CIVIL ACTION NO. 1:20-cv-01489-AT
Before the Court is Plaintiffs Black Voters Matter Fund and Megan Gordon's ("Original Plaintiffs") Motion for a Temporary Restraining Order and/or Preliminary Injunction and for Expedited Briefing. [Doc. 93] ("Emergency Motion"). The Emergency Motion does not raise any new facts or arguments, but instead "incorporates by reference all prior filings and evidence submitted in connection with the Original Plaintiffs' prior motion for preliminary injunction" and seeks relief for the August runoff and November general elections.
On April 30, 2020, this Court entered an Order denying Plaintiffs' request for an injunction requiring the Secretary of State to provide prepaid postage for absentee ballots in time for the June 9, 2020 primary election, in part because the Secretary of State had already begun mailing ballots out to tens of thousands of voters. After carefully considering the record evidence of both parties, the Court found that Plaintiffs' proposed remedies were not realistic or implementable under the circumstances. The Court, however, reserved judgment on whether injunctive relief is appropriate as to future elections, including the August 2020 runoff and the November general election, and indicated it would make a determination about relief in connection with those elections in a separate subsequent order.
Late in the evening on May 12th, Plaintiffs filed this Emergency Motion for TRO. The emergency apparently necessitating Plaintiffs' request for expedited relief is the Secretary of State's mid-May deadline for making changes to the absentee ballot envelopes if ordered to provide prepaid postage in time for the August runoff, which includes a period of two weeks to consult with the United States Postal Service. (Doc. 76).
But Plaintiffs have known about this deadline since April 28, 2020. (Id.) As such, the Emergency Motion was ostensibly precipitated by this Court's May 11, 2020 Order indicating that in light of Plaintiffs' filing an Amended Complaint which added new Plaintiffs and Defendants to this case and effectively mooted the pending Motions to Dismiss, the Court would not likely be able to rule on Plaintiffs' request for injunctive relief before the aforementioned mid-May deadline.
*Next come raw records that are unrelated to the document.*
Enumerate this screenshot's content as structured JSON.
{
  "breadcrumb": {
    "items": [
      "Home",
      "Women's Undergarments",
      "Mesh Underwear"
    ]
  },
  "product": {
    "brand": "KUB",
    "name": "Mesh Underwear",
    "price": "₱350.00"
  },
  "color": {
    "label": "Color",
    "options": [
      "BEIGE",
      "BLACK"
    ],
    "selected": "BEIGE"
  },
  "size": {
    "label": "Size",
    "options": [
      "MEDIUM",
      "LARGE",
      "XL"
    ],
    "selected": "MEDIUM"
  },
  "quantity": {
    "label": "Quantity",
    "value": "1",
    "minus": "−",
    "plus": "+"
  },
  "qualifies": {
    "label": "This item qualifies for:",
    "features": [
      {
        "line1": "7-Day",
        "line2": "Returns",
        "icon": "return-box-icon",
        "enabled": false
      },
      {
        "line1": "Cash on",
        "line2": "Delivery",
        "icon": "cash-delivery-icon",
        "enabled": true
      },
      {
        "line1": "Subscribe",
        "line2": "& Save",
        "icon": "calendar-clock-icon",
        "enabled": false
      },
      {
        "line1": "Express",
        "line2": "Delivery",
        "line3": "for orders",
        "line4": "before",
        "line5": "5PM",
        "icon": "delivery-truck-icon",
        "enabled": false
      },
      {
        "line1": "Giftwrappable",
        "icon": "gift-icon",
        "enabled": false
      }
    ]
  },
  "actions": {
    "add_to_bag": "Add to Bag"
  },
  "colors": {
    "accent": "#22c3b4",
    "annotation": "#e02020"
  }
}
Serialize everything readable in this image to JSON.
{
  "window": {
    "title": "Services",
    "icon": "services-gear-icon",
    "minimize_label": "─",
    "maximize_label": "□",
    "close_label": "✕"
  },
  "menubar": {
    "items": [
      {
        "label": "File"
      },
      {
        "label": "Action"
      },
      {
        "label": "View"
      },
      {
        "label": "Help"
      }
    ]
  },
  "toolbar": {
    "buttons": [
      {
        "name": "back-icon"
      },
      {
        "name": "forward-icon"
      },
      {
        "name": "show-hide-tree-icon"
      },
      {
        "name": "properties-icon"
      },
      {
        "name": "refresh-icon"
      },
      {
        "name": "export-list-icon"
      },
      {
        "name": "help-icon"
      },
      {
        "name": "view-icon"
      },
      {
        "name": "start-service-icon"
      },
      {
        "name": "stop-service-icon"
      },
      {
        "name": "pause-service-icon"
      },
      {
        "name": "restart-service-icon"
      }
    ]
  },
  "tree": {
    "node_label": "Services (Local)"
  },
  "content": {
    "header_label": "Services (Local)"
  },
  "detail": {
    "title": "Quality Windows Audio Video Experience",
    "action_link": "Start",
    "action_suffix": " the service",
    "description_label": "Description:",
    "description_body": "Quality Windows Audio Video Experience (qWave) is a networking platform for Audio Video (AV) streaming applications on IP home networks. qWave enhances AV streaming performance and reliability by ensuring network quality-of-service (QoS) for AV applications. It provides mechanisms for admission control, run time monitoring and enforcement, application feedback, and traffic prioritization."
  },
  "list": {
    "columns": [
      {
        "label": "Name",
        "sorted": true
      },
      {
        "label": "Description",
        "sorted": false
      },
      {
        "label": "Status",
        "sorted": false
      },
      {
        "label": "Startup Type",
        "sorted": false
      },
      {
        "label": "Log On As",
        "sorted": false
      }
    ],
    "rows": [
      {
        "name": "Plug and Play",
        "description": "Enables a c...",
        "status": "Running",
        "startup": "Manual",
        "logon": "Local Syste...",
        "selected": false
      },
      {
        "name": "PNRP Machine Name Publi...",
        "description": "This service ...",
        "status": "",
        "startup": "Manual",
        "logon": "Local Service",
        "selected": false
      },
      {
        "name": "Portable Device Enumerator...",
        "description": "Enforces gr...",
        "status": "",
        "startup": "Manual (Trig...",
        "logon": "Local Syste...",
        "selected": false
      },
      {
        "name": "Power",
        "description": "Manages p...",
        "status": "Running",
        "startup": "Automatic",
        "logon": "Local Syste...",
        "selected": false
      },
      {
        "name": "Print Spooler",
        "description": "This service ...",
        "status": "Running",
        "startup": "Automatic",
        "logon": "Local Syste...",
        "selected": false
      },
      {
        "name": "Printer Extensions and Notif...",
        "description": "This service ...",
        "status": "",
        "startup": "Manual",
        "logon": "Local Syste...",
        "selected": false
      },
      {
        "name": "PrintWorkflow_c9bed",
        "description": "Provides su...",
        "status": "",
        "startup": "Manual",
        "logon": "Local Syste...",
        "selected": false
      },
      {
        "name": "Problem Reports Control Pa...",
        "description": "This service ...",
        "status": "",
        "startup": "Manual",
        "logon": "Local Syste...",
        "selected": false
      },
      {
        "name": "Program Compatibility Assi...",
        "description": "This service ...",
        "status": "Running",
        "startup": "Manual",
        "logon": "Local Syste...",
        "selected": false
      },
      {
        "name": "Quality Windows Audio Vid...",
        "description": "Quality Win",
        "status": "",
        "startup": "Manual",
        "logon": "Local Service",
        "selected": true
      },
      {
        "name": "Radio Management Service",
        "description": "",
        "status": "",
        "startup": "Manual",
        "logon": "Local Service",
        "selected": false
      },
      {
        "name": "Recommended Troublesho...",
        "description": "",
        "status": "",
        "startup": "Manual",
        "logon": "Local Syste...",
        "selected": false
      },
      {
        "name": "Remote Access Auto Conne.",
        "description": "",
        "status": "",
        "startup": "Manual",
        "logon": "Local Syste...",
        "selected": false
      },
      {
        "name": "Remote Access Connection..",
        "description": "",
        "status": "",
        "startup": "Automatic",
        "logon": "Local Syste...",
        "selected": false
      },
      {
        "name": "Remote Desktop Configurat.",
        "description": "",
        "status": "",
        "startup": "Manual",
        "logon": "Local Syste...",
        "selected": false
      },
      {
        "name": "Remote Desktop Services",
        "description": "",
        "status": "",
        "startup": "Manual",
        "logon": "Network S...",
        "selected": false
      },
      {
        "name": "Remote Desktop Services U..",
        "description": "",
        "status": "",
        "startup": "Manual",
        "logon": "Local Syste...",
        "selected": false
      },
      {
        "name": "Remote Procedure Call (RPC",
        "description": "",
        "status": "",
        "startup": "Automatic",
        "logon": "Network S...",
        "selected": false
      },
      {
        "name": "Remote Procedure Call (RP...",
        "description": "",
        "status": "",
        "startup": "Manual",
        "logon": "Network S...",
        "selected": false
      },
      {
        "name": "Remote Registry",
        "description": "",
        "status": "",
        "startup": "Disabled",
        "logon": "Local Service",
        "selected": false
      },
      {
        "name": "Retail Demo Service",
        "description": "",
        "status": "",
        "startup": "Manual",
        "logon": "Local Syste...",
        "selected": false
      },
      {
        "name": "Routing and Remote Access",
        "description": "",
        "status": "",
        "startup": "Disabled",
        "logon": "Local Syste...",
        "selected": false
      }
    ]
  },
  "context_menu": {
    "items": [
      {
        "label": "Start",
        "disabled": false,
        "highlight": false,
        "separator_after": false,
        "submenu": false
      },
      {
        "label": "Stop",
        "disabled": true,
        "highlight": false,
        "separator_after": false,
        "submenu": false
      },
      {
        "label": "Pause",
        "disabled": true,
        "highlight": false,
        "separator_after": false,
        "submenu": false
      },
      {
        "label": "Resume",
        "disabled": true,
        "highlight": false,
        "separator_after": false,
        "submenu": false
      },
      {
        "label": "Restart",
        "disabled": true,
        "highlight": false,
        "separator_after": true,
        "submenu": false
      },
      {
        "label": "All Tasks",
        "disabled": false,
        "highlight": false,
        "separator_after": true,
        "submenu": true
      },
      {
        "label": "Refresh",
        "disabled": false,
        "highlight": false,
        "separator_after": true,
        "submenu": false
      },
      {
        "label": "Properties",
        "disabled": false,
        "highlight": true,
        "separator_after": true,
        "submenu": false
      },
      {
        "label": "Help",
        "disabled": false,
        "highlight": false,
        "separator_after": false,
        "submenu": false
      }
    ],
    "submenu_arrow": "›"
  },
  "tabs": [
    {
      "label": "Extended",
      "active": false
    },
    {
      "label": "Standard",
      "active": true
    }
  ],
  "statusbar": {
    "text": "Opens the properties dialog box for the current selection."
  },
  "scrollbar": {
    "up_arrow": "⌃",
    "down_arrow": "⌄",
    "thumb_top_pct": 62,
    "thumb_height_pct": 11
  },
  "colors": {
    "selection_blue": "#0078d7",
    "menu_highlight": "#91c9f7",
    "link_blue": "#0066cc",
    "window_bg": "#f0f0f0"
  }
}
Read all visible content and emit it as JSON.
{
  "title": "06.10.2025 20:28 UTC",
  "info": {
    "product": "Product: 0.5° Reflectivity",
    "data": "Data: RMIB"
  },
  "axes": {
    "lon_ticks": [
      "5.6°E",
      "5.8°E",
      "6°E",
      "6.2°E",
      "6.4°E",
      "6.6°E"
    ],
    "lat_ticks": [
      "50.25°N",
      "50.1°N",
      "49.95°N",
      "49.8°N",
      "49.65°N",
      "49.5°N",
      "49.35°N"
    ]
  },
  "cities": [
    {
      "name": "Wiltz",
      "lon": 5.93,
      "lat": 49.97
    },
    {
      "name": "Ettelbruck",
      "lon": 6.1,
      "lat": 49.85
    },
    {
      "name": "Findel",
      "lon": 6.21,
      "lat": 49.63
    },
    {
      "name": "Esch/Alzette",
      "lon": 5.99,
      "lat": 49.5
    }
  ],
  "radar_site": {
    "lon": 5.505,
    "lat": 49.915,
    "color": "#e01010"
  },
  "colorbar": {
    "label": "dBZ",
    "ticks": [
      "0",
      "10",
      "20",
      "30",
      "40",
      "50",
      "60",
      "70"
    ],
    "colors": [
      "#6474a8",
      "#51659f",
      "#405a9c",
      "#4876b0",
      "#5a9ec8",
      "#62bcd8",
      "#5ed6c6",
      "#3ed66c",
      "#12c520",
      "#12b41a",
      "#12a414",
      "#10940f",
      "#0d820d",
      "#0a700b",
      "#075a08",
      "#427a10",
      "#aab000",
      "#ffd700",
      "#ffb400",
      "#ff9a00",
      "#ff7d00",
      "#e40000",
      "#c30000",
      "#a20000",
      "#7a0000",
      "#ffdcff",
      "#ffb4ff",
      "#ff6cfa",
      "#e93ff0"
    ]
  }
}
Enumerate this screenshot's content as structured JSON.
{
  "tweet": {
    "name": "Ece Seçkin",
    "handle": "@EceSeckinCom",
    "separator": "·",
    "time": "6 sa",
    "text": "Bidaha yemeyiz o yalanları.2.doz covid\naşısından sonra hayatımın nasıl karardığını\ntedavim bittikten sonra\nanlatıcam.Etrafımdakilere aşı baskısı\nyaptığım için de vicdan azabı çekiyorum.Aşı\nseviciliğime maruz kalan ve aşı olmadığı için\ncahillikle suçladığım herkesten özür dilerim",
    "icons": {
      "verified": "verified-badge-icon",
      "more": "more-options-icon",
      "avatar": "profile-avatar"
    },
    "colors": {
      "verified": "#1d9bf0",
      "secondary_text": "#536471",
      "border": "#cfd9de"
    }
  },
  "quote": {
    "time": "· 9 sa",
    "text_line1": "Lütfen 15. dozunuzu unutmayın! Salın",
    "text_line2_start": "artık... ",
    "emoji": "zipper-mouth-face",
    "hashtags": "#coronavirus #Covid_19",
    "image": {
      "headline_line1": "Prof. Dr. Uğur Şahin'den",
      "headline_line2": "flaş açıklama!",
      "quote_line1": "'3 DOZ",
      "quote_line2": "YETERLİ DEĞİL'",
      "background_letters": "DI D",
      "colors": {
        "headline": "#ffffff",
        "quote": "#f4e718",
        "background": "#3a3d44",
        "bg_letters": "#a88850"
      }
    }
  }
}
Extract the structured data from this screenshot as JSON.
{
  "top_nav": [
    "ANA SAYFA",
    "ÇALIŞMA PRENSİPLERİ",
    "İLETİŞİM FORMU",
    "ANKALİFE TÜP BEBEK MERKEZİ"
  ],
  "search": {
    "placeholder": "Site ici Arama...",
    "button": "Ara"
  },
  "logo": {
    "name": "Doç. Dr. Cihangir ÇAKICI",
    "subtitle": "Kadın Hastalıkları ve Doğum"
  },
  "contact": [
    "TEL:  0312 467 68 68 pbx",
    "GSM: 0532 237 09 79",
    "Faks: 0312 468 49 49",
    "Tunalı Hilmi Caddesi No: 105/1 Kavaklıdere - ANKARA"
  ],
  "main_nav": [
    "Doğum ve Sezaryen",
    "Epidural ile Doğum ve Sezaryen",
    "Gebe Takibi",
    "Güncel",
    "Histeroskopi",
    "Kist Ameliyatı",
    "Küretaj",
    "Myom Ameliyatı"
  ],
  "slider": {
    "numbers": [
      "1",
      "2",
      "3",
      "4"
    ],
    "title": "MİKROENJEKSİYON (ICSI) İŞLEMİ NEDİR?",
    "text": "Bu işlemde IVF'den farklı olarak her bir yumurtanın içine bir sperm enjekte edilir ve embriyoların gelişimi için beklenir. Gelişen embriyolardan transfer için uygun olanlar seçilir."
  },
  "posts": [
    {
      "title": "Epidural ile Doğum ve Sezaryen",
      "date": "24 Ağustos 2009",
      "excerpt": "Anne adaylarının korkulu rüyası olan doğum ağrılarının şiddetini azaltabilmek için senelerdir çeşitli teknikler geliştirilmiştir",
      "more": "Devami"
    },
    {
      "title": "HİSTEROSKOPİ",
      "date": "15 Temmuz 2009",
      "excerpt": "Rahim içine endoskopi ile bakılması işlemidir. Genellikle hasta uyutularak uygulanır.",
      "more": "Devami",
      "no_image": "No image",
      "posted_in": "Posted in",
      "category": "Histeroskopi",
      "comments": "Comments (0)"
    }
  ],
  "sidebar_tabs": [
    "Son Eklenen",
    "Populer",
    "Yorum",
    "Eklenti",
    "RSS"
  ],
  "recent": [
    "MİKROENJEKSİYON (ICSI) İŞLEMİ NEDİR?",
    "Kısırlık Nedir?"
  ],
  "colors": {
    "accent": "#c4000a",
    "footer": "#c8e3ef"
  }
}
At Plaintiffs' request, the Court held a teleconference the next day to address Plaintiffs' concerns about a potential delay in light of their filing of the Amended Complaint. (Doc. 92.) At the conference, the Court expressed concern about ruling on the important questions presented by Plaintiffs' Motion for Preliminary Injunction before the June 2020 Primary plays out. Plaintiffs nonetheless pressed forward, filing the instant Emergency Motion seeking an expedited ruling on their request.
The Secretary's Reply in Support of his first Motion to Dismiss (Doc. 87) first raised important questions about the justiciability of Plaintiffs' claims under the Eleventh Circuit's recent decision in Jacobson v. Fla. Sec'y of State, No. 19-14552 at 21-22 (11th Cir. April 29, 2020). Plaintiffs did not seek permission to file a sur-reply, and instead the first time that the Court received substantive briefing from Plaintiffs on the Jacobson issue was yesterday. (Doc. 98.) The Court will not barrel into ruling on such serious legal issues confronting it under these circumstances.
Furthermore, it makes no sense for the Court to address these difficult standing issues as to only the parties named in the Original Complaint rather than those included in the Amended Complaint. To do otherwise would be to rule with one hand tied behind its back. For the forgoing reasons, the Emergency Motion [Doc. 93] is DENIED.
IT IS SO ORDERED this 15th day of May, 2020.
United States District Judge